Serious Eats: Drinks
Behind the Scenes at Critz Farms, Home of Harvest Moon Cider
Matthew Critz never expected to become an apple cider maker. But then again, he also never expected to become an apple and pumpkin grower, or a maple syrup producer, or a host of a farm that draws visitors to Cazenovia, New York from all over.
"I just wanted to sell Christmas trees, but then one day I wake up and there's 3,000 people in my driveway. How does that Talking Heads song go? How did I get here?"
But mortgages don't pay themselves, and a strictly seasonal product like Christmas trees don't always cut it in the small farming business. So Critz, whose 350 acre farm was established in 1985, began to diversify. His newest product is cider—great sweet stuff like you'll find in apple orchards around the state, but also, as of last year, a line of hard ciders that have already started to win awards. Ranging from extra brut to sweeter and dessert-like, the brews from Harvest Moon are delicate, effervescent throwbacks to cider the old fashioned way, from the 120 year-old press that crushes the apples to the appreciation of the tannic qualities that make great cider so worth drinking.
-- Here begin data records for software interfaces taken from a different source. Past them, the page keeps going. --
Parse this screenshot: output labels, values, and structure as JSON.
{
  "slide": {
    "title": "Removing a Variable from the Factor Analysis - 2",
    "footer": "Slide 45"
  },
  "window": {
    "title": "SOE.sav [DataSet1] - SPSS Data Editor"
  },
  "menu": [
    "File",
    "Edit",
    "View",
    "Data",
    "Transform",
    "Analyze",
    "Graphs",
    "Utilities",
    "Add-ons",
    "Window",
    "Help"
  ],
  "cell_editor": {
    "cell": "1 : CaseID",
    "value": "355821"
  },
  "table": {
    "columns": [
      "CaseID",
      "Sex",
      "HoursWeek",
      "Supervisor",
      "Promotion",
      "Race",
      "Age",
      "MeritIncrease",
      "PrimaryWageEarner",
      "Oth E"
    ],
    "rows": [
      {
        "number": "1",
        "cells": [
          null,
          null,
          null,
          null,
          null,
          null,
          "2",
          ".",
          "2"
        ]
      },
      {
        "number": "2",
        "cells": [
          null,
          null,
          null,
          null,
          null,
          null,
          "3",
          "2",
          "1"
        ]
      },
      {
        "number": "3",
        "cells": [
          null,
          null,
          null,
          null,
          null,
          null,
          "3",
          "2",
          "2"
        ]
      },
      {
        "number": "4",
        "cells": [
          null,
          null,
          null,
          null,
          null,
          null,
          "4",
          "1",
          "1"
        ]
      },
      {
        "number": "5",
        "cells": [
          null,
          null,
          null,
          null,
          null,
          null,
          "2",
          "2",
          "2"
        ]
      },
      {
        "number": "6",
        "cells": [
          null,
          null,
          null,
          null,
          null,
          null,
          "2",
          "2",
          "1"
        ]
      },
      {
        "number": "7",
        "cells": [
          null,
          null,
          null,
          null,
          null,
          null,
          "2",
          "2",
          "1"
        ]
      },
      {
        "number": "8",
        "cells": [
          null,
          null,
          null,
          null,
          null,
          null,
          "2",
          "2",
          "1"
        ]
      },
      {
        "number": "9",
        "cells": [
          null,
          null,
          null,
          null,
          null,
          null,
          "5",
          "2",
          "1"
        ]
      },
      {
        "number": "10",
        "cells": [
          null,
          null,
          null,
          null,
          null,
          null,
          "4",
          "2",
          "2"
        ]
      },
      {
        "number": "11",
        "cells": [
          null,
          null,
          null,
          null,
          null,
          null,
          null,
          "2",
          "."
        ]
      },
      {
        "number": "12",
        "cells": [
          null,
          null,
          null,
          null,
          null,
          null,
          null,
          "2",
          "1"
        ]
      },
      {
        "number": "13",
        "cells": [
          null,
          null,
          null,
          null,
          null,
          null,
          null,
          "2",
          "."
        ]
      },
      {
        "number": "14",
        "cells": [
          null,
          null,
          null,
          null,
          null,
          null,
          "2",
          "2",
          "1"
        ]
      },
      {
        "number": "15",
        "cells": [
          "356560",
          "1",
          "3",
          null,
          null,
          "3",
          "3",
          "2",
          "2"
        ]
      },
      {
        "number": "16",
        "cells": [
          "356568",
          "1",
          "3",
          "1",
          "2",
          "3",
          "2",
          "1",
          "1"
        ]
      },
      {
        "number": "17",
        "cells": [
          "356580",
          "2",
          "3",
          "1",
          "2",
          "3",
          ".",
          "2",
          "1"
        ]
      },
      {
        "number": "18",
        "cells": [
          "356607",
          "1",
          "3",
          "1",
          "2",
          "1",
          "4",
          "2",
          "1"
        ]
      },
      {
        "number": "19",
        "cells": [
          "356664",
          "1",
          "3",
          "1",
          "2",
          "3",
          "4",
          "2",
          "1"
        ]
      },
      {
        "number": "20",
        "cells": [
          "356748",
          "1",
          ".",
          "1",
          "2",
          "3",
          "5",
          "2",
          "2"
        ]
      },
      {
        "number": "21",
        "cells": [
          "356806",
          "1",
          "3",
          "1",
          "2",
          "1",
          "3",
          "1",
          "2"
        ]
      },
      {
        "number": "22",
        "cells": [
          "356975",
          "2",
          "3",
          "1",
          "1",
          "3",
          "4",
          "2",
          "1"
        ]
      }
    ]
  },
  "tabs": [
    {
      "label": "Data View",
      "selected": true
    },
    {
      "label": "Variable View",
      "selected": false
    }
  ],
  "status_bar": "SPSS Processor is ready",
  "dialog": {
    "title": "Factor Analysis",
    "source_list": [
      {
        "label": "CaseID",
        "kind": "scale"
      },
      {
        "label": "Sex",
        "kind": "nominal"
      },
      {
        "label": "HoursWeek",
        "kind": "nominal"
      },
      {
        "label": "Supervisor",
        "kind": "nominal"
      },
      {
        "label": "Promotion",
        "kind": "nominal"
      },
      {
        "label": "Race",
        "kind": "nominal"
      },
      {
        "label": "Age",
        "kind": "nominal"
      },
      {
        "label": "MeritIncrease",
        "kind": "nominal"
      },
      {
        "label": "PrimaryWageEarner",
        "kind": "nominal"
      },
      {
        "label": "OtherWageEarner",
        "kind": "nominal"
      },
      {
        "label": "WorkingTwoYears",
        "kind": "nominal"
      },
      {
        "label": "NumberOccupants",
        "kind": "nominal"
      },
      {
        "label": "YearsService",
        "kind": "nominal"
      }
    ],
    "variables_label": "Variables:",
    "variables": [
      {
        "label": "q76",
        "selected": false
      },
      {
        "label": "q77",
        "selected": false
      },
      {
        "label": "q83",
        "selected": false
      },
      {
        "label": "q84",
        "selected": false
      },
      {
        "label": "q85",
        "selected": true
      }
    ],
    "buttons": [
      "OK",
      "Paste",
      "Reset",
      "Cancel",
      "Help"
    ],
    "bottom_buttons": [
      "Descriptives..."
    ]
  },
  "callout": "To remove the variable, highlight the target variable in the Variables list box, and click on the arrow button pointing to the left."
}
Critz's story to cider is one you'll hear from a number of beverage producers in upstate New York—an education that's almost entirely self-taught. "It's not like you can go to Cornell and take a course in this sort of thing, like wine. But I was a chemical engineering major in college, so the basics made sense to me." Dabbling leads where it often does—obsession—and before long Critz was experimenting with his cider every way he could, a process that's grown with his apple orchard, planted just in 2005.
It's interesting cider for a few reasons, but none more than the astringent complexity of his dry brews. Critz recognizes the value that tart, bitter cider apples lend to a finished cider, even one primarily made from out-of-hand dessert apples, and goes to great pains to purchase cider apples from the few farms in the area that do grow them. "They're very hard to get, and you have to order the root stock for trees several years in advance." Many other small cider makers don't bother with the trouble.
The cider apples he planted two years ago are just starting to bear fruit, and will join his cider brewing as they become available. Until then, he'll keep pressing his stock of dessert apples and accentuating them with cider apples he can find.
Critz treats the bases of his ciders similarly, fermenting them with Champagne yeast for about two weeks, then aging for a month, then decanting to another aging chamber for six months. The ciders are sweetened and carbonated to varying degrees by New York state fruit juices, honey, and—unusually—maple syrup (way too pricey for the average small cidermaker, but when your farm doubles as a sugar shack, it's a handy synergy). The maple syrup is used as a sugar charge rather than a flavoring, which Critz thinks makes a more interesting, nuanced drink than other sugar charges.
Though Harvest Moon's most interesting ciders are their dry offerings—the bone-dry, Champagne-like Rippleton Original, the honey-sweetened but beautifully tart Blissful Moon, and the sweeter but balanced Four Screw—the most popular ones inevitably are the sweetest. "Our biggest selling cider is our sweetest one, every time. That's just the American palate." But even if Critz's tastes don't always match up with his customers', that hasn't discouraged him from keeping up a tradition that few others do. "Cider used to be the most popular drink in the agrarian 1800s. Now are there are generations that haven't tasted it."